It is important to note that while paralegals/legal assistants may play a significant role in drafting legal documents, the ultimate role of signing the documents is that of the lawyer.

The other key to defining the the role of the “traditional” paralegal/assistant is that they often boast a fairly stable affiliation with one attorney, company, firm, government agency or so on.  

Traditional paralegals and legal assistants can work in a broad category of companies, from corporate offices to government agencies, and within each these organizations their tasks are ultimately specified to the needs of the organization.

Freelance Paralegal At A Glance

Freelance Paralegal At A Glance

Freelance paralegals differ from traditional paralegals/legal assistants not in the nature of the tasks that they perform, but in the nature of their employment.  Typically, this is because the paralegal has privileged experience in a type of legal expertise or manner of case that the organization typically does not operate in. 
Paralegals often do not operate on a contract basis, but on either a salary or billing cycle, meaning that they can be terminated by an organization at any given time. 
Just like any other form of paralegal, a freelance paralegal works at the discretion of an attorney or supervising group within the company, and does not operate autonomously within the organization.  
For instance, if a firm is involved in a civil action that involves a need for environmental law and related research, they may hire a paralegal with experience in environmental work for a short period to help with research in that direction or take advantage of the paralegals preexisting knowledge of statutes and precedents in the field.
However, the paralegal will not be used for any fundamental legal strategy, as that falls exclusively under the auspices of a lawyer.
Freelance paralegals are not the same as independent paralegals.under an attorney’s supervision, while independent paralegals usually work independently from an attorney’s supervision.  
Freelance paralegals can be associated with agencies who specialize in placing freelance paralegals, or they can be autonomous.  
Paralegal duties contracted may not always be on a full time basis, which is another condition why an organization may seek freelance help, provided they can guaranteed a contracted commitment on their end to the freelance paralegal. 
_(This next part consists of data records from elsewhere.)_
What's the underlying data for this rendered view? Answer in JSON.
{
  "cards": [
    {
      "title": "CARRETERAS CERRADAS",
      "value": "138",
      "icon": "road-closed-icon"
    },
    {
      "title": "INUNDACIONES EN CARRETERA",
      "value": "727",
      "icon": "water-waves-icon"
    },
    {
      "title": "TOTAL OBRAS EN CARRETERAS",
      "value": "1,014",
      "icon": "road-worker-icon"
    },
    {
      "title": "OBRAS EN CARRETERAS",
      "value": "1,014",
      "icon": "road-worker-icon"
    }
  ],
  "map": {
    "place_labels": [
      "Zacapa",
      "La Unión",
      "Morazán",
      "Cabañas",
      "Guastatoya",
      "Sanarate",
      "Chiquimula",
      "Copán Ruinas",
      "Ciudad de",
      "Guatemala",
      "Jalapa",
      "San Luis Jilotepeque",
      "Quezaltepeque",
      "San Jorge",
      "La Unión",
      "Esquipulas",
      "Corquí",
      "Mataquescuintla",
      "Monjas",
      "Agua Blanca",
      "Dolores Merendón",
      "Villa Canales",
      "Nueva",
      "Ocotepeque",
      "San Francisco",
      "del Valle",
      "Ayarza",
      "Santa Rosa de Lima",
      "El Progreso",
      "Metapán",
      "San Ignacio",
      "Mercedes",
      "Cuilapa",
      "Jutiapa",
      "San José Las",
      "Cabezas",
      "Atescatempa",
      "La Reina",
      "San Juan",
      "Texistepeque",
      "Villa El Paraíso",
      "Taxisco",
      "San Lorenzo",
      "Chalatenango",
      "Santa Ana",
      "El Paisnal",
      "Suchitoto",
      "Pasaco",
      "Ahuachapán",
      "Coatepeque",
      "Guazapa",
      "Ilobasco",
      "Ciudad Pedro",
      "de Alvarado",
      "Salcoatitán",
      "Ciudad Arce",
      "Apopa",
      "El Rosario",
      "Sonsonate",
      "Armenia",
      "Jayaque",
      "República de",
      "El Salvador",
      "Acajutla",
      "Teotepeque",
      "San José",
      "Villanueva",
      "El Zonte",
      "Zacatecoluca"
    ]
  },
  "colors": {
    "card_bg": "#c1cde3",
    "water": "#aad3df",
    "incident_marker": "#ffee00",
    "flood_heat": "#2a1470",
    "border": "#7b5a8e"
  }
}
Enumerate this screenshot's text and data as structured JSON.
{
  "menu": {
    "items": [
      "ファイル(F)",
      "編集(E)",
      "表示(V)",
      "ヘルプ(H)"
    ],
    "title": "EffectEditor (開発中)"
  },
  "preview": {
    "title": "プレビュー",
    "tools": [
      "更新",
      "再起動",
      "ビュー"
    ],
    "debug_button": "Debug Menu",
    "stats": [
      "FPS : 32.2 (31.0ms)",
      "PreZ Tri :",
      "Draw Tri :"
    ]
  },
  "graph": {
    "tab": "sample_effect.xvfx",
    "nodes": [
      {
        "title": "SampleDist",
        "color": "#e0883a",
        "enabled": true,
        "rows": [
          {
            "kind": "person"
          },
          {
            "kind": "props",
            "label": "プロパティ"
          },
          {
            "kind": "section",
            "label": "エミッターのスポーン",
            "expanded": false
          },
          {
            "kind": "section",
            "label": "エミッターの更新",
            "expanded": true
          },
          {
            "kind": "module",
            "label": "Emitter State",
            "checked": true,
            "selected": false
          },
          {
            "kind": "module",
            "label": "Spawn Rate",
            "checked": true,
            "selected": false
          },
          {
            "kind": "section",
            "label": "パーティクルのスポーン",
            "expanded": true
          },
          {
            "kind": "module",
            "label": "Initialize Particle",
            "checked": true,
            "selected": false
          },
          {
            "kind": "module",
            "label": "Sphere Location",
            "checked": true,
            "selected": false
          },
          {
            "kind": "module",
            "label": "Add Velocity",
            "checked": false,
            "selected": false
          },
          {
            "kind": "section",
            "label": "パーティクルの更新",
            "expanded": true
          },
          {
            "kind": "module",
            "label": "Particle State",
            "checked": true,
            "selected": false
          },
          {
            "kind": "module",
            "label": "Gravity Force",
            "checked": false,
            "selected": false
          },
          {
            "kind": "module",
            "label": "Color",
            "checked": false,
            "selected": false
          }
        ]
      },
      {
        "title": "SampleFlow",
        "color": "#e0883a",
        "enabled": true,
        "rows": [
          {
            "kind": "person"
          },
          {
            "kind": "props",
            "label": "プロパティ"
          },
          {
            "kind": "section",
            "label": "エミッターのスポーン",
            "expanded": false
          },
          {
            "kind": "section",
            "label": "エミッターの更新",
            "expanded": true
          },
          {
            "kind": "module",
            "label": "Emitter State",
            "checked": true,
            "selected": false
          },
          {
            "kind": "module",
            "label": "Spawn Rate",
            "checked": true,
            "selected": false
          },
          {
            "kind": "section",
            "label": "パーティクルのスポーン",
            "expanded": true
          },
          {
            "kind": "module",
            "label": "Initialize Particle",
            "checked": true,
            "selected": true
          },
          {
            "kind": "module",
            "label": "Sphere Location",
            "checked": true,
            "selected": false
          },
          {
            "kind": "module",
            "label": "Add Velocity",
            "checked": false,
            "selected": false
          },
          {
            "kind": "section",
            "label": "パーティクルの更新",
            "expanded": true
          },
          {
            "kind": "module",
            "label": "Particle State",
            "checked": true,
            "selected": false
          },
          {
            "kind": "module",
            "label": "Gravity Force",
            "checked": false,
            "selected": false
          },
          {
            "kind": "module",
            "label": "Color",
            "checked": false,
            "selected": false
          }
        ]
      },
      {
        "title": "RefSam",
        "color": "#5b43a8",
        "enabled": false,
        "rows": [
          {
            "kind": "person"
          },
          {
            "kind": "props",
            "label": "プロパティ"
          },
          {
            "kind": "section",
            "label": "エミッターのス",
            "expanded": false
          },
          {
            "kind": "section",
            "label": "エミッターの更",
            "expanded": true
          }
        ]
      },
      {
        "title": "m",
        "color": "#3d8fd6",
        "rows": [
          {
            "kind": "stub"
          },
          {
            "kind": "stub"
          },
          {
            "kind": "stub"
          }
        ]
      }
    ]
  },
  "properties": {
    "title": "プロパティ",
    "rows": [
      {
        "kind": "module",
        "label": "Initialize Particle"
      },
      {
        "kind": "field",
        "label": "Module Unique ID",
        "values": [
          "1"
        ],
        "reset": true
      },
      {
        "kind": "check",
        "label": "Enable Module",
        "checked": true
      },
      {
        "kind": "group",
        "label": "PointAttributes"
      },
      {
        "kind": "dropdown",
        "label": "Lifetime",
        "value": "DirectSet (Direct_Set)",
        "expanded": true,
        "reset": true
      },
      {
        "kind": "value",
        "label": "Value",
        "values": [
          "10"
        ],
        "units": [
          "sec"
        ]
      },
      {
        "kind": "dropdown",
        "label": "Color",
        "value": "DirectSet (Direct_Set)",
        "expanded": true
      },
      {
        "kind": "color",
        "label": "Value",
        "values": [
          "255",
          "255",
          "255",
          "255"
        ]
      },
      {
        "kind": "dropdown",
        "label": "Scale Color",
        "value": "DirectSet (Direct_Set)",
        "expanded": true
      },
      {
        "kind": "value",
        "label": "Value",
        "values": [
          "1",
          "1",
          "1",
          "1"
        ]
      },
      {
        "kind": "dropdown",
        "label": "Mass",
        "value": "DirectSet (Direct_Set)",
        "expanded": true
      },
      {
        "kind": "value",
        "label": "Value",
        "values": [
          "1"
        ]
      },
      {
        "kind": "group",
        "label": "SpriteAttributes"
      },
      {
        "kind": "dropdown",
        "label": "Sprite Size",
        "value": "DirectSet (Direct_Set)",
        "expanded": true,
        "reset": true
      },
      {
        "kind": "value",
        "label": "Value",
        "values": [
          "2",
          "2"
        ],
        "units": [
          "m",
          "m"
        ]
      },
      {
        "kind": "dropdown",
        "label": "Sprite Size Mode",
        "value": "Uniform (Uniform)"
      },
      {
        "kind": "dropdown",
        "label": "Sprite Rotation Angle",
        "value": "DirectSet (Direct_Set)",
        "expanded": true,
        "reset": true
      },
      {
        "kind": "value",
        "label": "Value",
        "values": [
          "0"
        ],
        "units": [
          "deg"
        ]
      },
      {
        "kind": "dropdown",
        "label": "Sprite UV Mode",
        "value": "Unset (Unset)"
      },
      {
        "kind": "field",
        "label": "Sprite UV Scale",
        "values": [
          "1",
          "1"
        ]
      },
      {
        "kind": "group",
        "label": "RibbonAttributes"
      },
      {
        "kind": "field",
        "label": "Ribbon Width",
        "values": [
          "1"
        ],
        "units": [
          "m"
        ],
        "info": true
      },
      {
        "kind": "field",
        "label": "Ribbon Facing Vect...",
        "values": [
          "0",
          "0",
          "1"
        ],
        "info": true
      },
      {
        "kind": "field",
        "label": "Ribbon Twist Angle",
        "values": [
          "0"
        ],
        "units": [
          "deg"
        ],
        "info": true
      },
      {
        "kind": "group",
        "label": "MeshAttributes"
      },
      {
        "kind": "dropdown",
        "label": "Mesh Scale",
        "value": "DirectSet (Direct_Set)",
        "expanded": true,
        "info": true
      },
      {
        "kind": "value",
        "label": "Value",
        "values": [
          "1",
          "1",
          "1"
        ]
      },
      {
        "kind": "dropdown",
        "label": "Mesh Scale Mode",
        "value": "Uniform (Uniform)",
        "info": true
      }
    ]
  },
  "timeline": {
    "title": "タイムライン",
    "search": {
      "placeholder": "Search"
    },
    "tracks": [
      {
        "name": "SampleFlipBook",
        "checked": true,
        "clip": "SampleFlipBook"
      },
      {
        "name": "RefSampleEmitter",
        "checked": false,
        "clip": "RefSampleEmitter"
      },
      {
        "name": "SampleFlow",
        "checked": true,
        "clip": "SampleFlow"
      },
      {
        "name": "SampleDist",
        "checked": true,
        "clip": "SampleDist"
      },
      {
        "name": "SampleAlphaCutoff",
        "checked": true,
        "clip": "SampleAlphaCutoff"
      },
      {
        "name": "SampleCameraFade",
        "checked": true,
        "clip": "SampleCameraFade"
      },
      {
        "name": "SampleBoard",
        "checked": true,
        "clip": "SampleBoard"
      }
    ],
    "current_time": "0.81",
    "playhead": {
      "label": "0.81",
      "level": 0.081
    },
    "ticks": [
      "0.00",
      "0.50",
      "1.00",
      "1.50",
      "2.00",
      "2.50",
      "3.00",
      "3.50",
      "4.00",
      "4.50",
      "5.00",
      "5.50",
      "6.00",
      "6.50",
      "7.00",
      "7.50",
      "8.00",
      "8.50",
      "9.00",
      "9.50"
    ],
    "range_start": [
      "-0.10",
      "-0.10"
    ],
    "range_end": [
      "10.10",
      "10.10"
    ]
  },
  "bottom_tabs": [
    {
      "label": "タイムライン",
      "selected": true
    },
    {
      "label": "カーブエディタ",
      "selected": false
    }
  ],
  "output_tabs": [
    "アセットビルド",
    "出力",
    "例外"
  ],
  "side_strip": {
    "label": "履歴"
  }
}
Independent Paralegal Role and Responsibility

Independent Paralegal Role and Responsibility

The classification of “independent paralegals” is one rarely used upon today, mainly because it can be overly broad and contradictory, and in some cases represents a position that in most jurisdictions is illegal to hold.  This can have a number of different meanings, and therefore, being an independent paralegal can be applied to a number of situations where a more precise classification is required.
In a sense, the term is commonly used in reference to paralegals who work for more than one institution or work on their own.  Freelance paralegals represent independent contractors who are signed for a term or duration to a company, firm, or attorney, but do not represent a full time employee.  In all instances, they work under the direct supervision of an attorney, and not independently. 
The phrase independent paralegal has also been used in reference to individuals who perform legal tasks short of those that can only be performed by a lawyer.  Independent paralegals would usually work toward the tending of other services, usually in the capacity of helping individuals who have sought to defend themselves in legal proceedings or who required document processing to be performed on their behalf.
Because paralegals are unregulated in almost all jurisdictions, they used to be allowed a certain amount of legal leeway in the tasks that could be performed.  Essential to these restrictions has been forbidding the use of the world “legal” for positions that lie outside of an attorney’s direct supervision.  semi-regulated in California and Washington state, and lay advocates, who can help individuals represent themselves in court within a very restricted capacity.
On the whole, actual independent paralegals are a thing of the past, but the phrase became so ingrained in the lexicon that it is often used as a broader classification for different form of paralegal, and for the time being, the name seems to have stuck.